Entries taken from a collection:
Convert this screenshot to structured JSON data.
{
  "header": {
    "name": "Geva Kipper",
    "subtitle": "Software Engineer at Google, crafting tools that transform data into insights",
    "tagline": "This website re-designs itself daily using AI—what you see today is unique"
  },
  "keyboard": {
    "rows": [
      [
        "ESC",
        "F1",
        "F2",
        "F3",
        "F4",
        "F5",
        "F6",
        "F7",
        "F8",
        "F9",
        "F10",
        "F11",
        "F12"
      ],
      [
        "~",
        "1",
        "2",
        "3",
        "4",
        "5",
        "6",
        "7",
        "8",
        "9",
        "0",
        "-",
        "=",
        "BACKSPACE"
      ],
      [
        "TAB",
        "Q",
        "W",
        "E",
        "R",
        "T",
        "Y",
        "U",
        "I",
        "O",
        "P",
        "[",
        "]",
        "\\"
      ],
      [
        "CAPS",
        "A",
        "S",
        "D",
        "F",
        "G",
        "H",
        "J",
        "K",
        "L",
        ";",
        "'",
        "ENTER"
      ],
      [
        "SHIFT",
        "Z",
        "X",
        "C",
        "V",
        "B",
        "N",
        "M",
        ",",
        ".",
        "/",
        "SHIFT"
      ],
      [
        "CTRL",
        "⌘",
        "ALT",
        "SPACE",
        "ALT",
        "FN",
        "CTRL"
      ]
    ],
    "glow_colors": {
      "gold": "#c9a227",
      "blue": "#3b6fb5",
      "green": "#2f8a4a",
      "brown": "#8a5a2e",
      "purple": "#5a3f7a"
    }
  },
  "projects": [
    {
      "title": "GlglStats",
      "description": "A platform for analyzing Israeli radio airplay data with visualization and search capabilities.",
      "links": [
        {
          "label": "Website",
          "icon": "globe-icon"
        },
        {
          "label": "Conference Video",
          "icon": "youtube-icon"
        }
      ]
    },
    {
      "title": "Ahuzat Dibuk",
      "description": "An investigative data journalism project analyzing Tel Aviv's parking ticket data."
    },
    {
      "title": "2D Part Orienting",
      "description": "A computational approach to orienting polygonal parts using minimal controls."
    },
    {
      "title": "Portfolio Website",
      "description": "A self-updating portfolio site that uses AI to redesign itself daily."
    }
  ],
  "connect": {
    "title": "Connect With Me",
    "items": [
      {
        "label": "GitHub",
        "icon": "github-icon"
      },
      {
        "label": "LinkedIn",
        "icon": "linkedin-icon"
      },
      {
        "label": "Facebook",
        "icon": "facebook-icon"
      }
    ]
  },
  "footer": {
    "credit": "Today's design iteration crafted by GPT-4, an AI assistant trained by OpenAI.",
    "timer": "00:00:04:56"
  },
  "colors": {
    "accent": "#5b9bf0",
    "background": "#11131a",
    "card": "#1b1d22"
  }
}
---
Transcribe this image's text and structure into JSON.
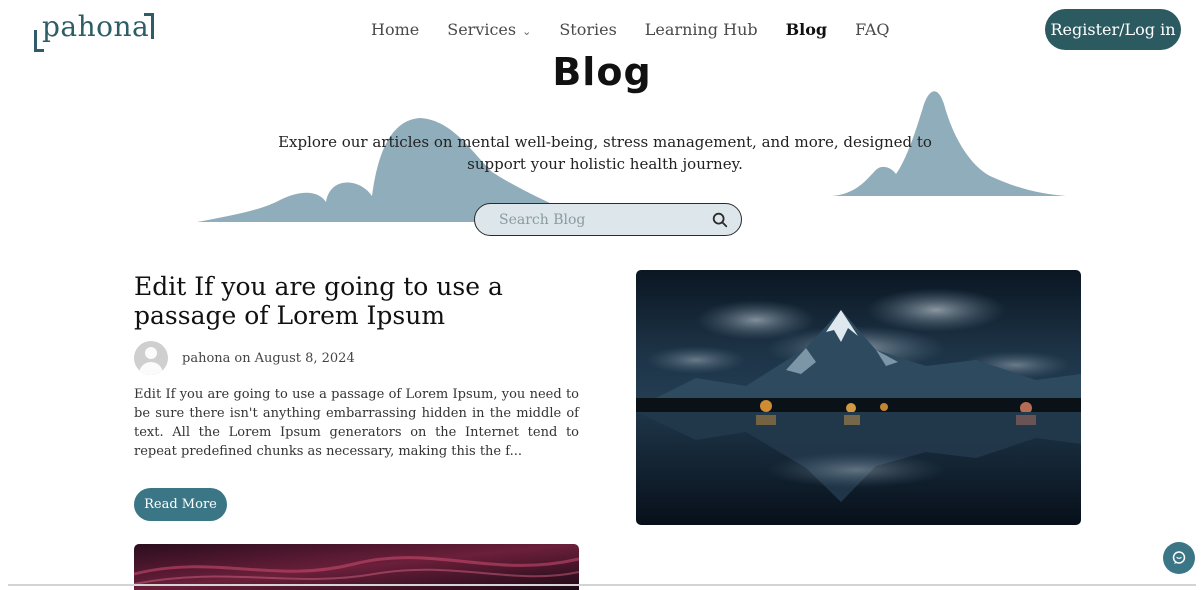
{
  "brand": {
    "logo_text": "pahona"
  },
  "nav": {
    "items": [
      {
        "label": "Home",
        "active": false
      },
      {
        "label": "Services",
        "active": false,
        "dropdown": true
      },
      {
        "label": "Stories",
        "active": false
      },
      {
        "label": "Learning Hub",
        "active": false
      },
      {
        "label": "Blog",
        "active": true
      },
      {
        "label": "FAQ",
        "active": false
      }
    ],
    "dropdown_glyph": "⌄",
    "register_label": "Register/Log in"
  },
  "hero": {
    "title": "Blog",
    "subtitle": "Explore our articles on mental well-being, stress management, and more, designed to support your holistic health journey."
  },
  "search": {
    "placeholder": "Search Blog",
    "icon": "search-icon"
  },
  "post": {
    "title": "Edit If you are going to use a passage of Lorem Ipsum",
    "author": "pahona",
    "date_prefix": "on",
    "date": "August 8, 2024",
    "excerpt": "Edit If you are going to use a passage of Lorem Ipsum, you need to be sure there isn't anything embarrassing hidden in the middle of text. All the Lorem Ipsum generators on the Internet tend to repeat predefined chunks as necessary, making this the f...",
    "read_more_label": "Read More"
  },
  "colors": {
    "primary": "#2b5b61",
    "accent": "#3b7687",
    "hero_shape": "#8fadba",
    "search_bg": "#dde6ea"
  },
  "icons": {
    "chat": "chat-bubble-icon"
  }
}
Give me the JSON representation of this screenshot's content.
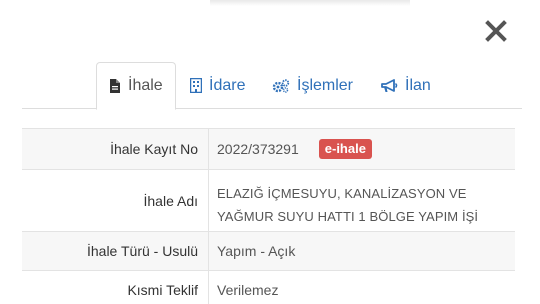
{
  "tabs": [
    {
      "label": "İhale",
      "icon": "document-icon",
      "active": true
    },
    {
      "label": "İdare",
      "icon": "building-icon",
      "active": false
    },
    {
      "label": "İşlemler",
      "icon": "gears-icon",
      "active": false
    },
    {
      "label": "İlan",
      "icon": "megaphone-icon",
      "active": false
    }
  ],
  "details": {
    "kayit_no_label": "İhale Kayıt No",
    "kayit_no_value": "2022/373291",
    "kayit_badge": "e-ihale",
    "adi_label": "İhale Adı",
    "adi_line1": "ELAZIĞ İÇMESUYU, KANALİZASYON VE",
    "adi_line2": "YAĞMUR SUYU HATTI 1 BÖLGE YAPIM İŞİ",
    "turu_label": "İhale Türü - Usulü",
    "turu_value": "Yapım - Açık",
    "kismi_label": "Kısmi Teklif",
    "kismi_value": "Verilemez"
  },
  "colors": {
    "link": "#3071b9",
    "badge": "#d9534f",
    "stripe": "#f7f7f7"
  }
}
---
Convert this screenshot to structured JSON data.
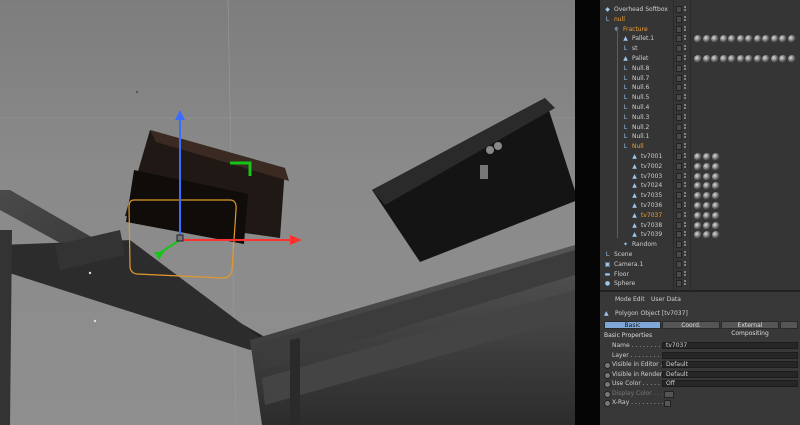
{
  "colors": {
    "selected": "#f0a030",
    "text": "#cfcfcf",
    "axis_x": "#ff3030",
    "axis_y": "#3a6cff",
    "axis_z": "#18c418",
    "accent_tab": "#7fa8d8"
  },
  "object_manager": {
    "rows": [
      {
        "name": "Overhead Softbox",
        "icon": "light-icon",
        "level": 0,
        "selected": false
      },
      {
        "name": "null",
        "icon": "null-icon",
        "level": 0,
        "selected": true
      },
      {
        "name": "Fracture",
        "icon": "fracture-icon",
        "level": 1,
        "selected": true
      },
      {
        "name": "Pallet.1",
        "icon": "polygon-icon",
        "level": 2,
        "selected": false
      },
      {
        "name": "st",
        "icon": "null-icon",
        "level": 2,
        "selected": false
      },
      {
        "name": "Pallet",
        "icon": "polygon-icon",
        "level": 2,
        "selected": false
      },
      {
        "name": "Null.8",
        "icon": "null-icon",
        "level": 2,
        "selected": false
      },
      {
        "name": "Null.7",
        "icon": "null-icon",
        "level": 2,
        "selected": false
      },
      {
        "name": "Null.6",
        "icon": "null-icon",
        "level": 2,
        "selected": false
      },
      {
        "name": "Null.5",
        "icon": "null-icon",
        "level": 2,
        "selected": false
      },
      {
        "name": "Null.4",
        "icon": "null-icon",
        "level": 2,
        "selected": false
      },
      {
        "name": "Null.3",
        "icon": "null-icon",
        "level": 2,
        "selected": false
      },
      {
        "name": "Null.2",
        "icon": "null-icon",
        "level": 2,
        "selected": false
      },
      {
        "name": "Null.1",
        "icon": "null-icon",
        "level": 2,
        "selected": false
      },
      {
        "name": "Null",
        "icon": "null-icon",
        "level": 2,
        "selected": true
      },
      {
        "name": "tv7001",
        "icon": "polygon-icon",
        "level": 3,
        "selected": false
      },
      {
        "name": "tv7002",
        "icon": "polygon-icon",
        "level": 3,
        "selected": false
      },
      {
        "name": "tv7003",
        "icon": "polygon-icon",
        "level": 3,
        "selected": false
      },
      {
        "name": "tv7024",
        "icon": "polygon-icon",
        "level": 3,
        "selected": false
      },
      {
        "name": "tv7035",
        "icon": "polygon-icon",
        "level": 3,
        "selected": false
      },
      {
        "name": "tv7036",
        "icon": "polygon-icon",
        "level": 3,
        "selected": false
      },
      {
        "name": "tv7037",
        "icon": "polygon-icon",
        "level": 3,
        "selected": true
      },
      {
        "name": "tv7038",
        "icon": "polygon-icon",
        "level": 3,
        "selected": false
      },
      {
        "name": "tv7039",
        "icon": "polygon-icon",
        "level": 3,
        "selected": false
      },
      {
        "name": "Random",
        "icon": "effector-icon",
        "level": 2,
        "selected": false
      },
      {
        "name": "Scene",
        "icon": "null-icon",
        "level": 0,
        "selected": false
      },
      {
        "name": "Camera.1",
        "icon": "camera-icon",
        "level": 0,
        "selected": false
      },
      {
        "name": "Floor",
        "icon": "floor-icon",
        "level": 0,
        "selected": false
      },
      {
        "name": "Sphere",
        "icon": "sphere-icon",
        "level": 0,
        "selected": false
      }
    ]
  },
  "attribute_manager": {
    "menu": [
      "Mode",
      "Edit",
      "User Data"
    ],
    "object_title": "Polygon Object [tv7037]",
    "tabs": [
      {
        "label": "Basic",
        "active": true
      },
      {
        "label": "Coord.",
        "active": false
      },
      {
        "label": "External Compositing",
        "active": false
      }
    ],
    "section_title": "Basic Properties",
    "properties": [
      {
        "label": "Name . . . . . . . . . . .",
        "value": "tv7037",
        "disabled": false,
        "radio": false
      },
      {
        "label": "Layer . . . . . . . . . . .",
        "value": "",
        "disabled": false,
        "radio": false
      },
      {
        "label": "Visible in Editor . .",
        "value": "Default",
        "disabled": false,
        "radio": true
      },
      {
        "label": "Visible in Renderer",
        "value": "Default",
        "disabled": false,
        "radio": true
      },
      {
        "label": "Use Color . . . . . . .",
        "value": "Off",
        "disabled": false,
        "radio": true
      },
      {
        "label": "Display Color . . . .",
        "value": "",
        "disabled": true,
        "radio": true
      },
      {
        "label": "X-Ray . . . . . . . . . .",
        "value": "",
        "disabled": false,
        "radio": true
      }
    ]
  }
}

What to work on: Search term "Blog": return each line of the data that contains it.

Solution for this problem:
        "label": "Blog",
    "title": "Blog",
    "placeholder": "Search Blog",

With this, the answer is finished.